▸ **Assignment**
No record may be left out; print them all verbatim.

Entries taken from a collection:
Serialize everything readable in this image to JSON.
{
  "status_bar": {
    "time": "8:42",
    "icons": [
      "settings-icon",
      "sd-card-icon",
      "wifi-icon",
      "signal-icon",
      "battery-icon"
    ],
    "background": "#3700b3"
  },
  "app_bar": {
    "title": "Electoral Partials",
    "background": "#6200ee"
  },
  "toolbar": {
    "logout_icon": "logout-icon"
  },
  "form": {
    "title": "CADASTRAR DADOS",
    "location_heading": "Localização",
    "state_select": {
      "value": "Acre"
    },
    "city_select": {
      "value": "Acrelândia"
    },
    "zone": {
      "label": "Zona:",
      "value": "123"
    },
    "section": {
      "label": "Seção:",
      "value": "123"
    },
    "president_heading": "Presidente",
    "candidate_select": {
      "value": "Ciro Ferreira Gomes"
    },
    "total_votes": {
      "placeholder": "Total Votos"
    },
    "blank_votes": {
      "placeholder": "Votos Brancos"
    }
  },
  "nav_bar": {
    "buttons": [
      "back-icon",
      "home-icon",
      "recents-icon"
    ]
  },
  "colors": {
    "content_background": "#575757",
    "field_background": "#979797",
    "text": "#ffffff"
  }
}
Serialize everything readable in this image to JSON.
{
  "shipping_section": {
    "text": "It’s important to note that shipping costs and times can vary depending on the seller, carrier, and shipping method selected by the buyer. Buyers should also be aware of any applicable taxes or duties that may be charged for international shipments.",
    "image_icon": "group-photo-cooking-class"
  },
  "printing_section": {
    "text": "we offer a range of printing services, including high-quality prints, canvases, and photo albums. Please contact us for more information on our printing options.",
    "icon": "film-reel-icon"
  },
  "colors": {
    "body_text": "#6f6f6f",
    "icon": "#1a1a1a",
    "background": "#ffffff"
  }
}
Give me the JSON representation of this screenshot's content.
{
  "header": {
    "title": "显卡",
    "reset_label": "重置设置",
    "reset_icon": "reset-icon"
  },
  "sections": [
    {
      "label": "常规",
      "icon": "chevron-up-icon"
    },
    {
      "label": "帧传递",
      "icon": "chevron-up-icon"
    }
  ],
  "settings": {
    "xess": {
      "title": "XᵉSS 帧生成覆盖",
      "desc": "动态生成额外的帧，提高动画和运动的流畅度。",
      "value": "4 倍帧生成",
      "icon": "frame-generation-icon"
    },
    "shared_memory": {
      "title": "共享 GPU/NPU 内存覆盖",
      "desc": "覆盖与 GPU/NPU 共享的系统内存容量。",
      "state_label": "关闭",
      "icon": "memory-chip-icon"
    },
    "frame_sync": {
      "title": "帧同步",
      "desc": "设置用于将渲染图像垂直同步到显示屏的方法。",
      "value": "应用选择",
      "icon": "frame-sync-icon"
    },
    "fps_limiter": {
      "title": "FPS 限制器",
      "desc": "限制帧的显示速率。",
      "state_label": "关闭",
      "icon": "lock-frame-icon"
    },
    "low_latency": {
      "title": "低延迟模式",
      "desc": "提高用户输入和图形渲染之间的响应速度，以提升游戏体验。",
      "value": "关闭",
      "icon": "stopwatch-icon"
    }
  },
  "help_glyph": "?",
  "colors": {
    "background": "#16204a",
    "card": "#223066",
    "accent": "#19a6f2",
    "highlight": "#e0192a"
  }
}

▸ **Finished task**
Serialize everything readable in this image to JSON.
{
  "status_bar": {
    "time": "8:42",
    "icons": [
      "settings-icon",
      "sd-card-icon",
      "wifi-icon",
      "signal-icon",
      "battery-icon"
    ],
    "background": "#3700b3"
  },
  "app_bar": {
    "title": "Electoral Partials",
    "background": "#6200ee"
  },
  "toolbar": {
    "logout_icon": "logout-icon"
  },
  "form": {
    "title": "CADASTRAR DADOS",
    "location_heading": "Localização",
    "state_select": {
      "value": "Acre"
    },
    "city_select": {
      "value": "Acrelândia"
    },
    "zone": {
      "label": "Zona:",
      "value": "123"
    },
    "section": {
      "label": "Seção:",
      "value": "123"
    },
    "president_heading": "Presidente",
    "candidate_select": {
      "value": "Ciro Ferreira Gomes"
    },
    "total_votes": {
      "placeholder": "Total Votos"
    },
    "blank_votes": {
      "placeholder": "Votos Brancos"
    }
  },
  "nav_bar": {
    "buttons": [
      "back-icon",
      "home-icon",
      "recents-icon"
    ]
  },
  "colors": {
    "content_background": "#575757",
    "field_background": "#979797",
    "text": "#ffffff"
  }
}
Serialize everything readable in this image to JSON.
{
  "shipping_section": {
    "text": "It’s important to note that shipping costs and times can vary depending on the seller, carrier, and shipping method selected by the buyer. Buyers should also be aware of any applicable taxes or duties that may be charged for international shipments.",
    "image_icon": "group-photo-cooking-class"
  },
  "printing_section": {
    "text": "we offer a range of printing services, including high-quality prints, canvases, and photo albums. Please contact us for more information on our printing options.",
    "icon": "film-reel-icon"
  },
  "colors": {
    "body_text": "#6f6f6f",
    "icon": "#1a1a1a",
    "background": "#ffffff"
  }
}
Give me the JSON representation of this screenshot's content.
{
  "header": {
    "title": "显卡",
    "reset_label": "重置设置",
    "reset_icon": "reset-icon"
  },
  "sections": [
    {
      "label": "常规",
      "icon": "chevron-up-icon"
    },
    {
      "label": "帧传递",
      "icon": "chevron-up-icon"
    }
  ],
  "settings": {
    "xess": {
      "title": "XᵉSS 帧生成覆盖",
      "desc": "动态生成额外的帧，提高动画和运动的流畅度。",
      "value": "4 倍帧生成",
      "icon": "frame-generation-icon"
    },
    "shared_memory": {
      "title": "共享 GPU/NPU 内存覆盖",
      "desc": "覆盖与 GPU/NPU 共享的系统内存容量。",
      "state_label": "关闭",
      "icon": "memory-chip-icon"
    },
    "frame_sync": {
      "title": "帧同步",
      "desc": "设置用于将渲染图像垂直同步到显示屏的方法。",
      "value": "应用选择",
      "icon": "frame-sync-icon"
    },
    "fps_limiter": {
      "title": "FPS 限制器",
      "desc": "限制帧的显示速率。",
      "state_label": "关闭",
      "icon": "lock-frame-icon"
    },
    "low_latency": {
      "title": "低延迟模式",
      "desc": "提高用户输入和图形渲染之间的响应速度，以提升游戏体验。",
      "value": "关闭",
      "icon": "stopwatch-icon"
    }
  },
  "help_glyph": "?",
  "colors": {
    "background": "#16204a",
    "card": "#223066",
    "accent": "#19a6f2",
    "highlight": "#e0192a"
  }
}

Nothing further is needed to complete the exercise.